**Aim of the exercise:** Only the text of the records belongs in the answer; the pictures must be dropped.
── Given information
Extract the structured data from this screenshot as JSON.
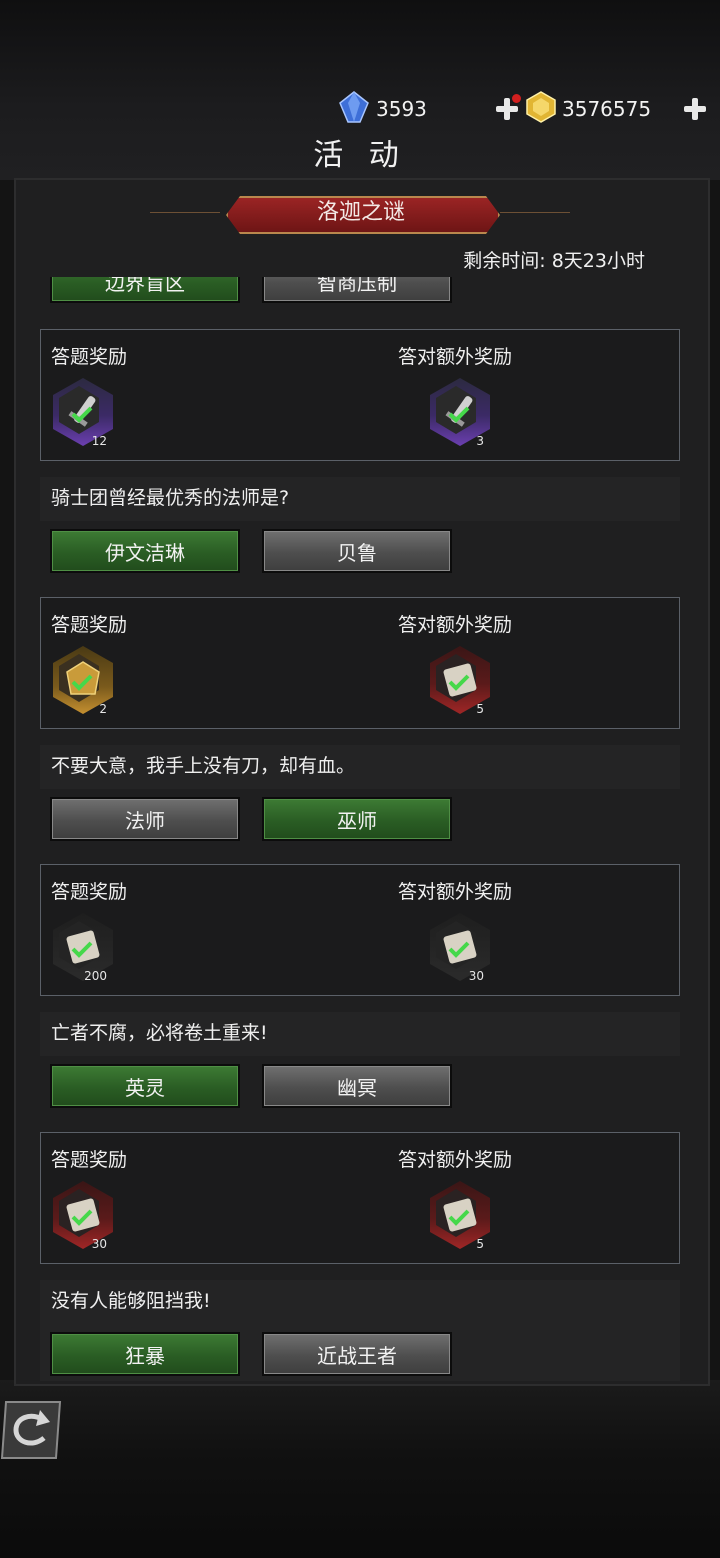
{
  "header": {
    "title": "活 动",
    "diamond": {
      "icon": "blue-gem-icon",
      "amount": "3593"
    },
    "gold": {
      "icon": "gold-coin-icon",
      "amount": "3576575"
    }
  },
  "event": {
    "banner_title": "洛迦之谜",
    "remaining": "剩余时间: 8天23小时"
  },
  "top_answers": {
    "a": "边界盲区",
    "b": "智商压制",
    "selected": "a"
  },
  "sections": [
    {
      "reward_label": "答题奖励",
      "bonus_label": "答对额外奖励",
      "reward": {
        "icon": "sword-icon",
        "qty": "12"
      },
      "bonus": {
        "icon": "sword-icon",
        "qty": "3"
      },
      "question": "骑士团曾经最优秀的法师是?",
      "answers": [
        "伊文洁琳",
        "贝鲁"
      ],
      "selected": 0
    },
    {
      "reward_label": "答题奖励",
      "bonus_label": "答对额外奖励",
      "reward": {
        "icon": "gold-chest-icon",
        "qty": "2"
      },
      "bonus": {
        "icon": "scroll-icon",
        "qty": "5"
      },
      "question": "不要大意，我手上没有刀，却有血。",
      "answers": [
        "法师",
        "巫师"
      ],
      "selected": 1
    },
    {
      "reward_label": "答题奖励",
      "bonus_label": "答对额外奖励",
      "reward": {
        "icon": "scroll-icon",
        "qty": "200"
      },
      "bonus": {
        "icon": "scroll-icon",
        "qty": "30"
      },
      "question": "亡者不腐，必将卷土重来!",
      "answers": [
        "英灵",
        "幽冥"
      ],
      "selected": 0
    },
    {
      "reward_label": "答题奖励",
      "bonus_label": "答对额外奖励",
      "reward": {
        "icon": "scroll-icon",
        "qty": "30"
      },
      "bonus": {
        "icon": "scroll-icon",
        "qty": "5"
      },
      "question": "没有人能够阻挡我!",
      "answers": [
        "狂暴",
        "近战王者"
      ],
      "selected": 0
    }
  ],
  "colors": {
    "selected": "#2f6b28",
    "unselected": "#5a5a5a",
    "banner": "#8a1e1e"
  }
}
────
**Task response:**
Extract the structured data from this screenshot as JSON.
{
  "header": {
    "title": "活 动",
    "diamond": {
      "icon": "blue-gem-icon",
      "amount": "3593"
    },
    "gold": {
      "icon": "gold-coin-icon",
      "amount": "3576575"
    }
  },
  "event": {
    "banner_title": "洛迦之谜",
    "remaining": "剩余时间: 8天23小时"
  },
  "top_answers": {
    "a": "边界盲区",
    "b": "智商压制",
    "selected": "a"
  },
  "sections": [
    {
      "reward_label": "答题奖励",
      "bonus_label": "答对额外奖励",
      "reward": {
        "icon": "sword-icon",
        "qty": "12"
      },
      "bonus": {
        "icon": "sword-icon",
        "qty": "3"
      },
      "question": "骑士团曾经最优秀的法师是?",
      "answers": [
        "伊文洁琳",
        "贝鲁"
      ],
      "selected": 0
    },
    {
      "reward_label": "答题奖励",
      "bonus_label": "答对额外奖励",
      "reward": {
        "icon": "gold-chest-icon",
        "qty": "2"
      },
      "bonus": {
        "icon": "scroll-icon",
        "qty": "5"
      },
      "question": "不要大意，我手上没有刀，却有血。",
      "answers": [
        "法师",
        "巫师"
      ],
      "selected": 1
    },
    {
      "reward_label": "答题奖励",
      "bonus_label": "答对额外奖励",
      "reward": {
        "icon": "scroll-icon",
        "qty": "200"
      },
      "bonus": {
        "icon": "scroll-icon",
        "qty": "30"
      },
      "question": "亡者不腐，必将卷土重来!",
      "answers": [
        "英灵",
        "幽冥"
      ],
      "selected": 0
    },
    {
      "reward_label": "答题奖励",
      "bonus_label": "答对额外奖励",
      "reward": {
        "icon": "scroll-icon",
        "qty": "30"
      },
      "bonus": {
        "icon": "scroll-icon",
        "qty": "5"
      },
      "question": "没有人能够阻挡我!",
      "answers": [
        "狂暴",
        "近战王者"
      ],
      "selected": 0
    }
  ],
  "colors": {
    "selected": "#2f6b28",
    "unselected": "#5a5a5a",
    "banner": "#8a1e1e"
  }
}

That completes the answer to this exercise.